═════ Provided records ═════

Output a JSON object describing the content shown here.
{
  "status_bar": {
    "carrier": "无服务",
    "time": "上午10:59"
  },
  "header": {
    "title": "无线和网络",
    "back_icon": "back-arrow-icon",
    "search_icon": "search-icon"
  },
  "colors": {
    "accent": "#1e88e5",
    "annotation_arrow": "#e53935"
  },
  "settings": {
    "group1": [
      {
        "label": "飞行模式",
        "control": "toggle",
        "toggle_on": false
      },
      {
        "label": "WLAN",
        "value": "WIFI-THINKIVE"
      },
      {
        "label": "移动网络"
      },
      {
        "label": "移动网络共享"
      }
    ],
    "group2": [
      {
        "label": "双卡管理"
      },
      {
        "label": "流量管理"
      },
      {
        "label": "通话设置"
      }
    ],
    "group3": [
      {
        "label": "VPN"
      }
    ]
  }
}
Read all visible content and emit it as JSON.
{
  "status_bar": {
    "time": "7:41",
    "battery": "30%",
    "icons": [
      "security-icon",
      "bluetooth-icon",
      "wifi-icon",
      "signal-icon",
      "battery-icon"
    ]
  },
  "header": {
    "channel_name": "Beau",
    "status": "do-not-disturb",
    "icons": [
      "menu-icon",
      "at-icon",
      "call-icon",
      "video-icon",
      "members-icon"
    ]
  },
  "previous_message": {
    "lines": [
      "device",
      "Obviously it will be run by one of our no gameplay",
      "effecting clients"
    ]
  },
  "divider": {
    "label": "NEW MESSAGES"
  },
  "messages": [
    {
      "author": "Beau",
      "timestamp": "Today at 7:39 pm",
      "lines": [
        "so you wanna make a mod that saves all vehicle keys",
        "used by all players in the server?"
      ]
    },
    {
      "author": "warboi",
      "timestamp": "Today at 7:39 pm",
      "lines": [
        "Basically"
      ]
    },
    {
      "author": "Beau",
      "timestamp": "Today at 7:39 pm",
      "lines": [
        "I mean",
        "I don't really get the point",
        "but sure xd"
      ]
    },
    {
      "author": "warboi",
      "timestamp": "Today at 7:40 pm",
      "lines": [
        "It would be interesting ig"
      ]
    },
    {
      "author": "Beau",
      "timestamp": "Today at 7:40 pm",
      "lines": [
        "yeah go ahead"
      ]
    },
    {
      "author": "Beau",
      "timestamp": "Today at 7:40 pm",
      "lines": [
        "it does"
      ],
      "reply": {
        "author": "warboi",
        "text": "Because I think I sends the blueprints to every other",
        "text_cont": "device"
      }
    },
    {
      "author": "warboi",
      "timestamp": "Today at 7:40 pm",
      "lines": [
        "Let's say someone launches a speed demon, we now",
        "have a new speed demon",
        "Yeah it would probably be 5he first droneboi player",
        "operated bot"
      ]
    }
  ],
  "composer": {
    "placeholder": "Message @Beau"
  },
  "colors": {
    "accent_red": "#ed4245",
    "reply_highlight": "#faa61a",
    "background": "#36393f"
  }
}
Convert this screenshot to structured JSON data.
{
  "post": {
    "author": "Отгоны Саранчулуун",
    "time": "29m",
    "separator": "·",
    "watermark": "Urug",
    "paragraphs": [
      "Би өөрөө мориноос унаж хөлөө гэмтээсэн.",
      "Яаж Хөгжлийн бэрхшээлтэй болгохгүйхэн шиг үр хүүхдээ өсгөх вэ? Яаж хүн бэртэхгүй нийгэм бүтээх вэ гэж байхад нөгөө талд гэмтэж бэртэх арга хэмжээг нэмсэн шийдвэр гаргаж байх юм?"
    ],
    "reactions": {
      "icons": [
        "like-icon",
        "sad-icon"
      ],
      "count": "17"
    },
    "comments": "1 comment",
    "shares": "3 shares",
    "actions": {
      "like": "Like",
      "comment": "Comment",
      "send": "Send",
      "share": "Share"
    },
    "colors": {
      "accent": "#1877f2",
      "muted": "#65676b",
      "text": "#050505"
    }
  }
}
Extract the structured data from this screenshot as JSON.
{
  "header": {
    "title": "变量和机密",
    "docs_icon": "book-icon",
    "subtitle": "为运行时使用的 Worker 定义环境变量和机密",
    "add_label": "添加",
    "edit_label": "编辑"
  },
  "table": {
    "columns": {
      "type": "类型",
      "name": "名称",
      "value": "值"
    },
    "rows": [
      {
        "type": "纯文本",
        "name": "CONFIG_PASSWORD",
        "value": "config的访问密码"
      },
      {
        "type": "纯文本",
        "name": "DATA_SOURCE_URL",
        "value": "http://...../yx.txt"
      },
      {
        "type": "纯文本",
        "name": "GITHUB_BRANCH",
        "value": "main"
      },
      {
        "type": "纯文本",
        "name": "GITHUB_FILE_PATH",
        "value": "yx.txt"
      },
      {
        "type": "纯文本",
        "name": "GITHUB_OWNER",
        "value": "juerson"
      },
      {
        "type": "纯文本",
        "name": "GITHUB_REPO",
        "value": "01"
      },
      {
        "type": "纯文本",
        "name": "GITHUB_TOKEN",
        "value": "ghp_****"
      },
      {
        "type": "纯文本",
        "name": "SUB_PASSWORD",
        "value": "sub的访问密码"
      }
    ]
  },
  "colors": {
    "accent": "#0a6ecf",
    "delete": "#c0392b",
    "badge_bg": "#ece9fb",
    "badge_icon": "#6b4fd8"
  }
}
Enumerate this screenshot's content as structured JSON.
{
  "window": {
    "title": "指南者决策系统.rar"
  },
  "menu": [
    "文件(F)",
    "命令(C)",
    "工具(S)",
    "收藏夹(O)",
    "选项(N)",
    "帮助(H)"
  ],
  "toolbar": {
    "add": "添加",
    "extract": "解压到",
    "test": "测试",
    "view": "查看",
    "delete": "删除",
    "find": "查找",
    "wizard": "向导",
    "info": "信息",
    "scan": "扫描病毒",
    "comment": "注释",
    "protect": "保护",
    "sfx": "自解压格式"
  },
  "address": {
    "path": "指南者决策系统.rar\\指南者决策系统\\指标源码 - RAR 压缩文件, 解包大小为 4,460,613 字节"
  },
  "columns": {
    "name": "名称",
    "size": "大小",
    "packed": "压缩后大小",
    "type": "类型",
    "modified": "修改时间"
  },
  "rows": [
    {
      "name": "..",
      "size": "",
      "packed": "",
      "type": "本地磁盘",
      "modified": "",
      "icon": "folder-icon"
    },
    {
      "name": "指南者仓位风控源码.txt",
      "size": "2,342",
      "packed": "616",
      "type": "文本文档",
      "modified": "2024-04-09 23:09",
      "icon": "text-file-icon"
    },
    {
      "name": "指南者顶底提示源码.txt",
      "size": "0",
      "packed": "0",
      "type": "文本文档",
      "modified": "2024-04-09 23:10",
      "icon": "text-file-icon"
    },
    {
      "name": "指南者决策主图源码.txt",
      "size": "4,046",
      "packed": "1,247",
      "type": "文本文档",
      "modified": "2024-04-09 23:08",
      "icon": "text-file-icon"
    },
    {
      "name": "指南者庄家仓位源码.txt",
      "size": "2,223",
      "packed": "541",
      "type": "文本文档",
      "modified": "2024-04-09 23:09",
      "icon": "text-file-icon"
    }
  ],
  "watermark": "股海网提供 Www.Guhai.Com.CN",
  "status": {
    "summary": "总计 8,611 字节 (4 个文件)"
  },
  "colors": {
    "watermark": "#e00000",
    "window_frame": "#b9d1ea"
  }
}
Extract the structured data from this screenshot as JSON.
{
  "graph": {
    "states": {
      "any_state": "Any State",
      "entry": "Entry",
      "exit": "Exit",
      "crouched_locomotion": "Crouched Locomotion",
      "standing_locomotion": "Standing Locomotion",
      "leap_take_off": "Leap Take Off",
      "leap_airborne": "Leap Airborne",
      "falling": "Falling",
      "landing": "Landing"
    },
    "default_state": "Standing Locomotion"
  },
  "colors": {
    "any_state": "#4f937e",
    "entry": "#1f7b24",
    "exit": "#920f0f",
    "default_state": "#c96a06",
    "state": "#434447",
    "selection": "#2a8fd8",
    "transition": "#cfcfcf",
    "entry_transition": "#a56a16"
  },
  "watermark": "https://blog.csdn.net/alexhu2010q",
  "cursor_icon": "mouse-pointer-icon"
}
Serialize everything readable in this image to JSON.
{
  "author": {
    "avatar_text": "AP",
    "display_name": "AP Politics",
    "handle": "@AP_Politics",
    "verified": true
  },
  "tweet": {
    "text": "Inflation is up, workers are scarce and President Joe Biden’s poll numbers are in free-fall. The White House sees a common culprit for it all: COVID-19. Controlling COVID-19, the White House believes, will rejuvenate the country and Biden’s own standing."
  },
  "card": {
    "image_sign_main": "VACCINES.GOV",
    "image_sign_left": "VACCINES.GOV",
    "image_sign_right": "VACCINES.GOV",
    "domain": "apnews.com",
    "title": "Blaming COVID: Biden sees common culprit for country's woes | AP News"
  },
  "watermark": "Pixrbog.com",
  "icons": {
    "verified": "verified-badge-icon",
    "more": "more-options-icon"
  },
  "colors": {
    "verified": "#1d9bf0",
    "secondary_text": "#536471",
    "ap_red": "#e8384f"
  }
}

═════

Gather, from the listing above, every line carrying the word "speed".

__Result__
        "Let's say someone launches a speed demon, we now",
        "have a new speed demon",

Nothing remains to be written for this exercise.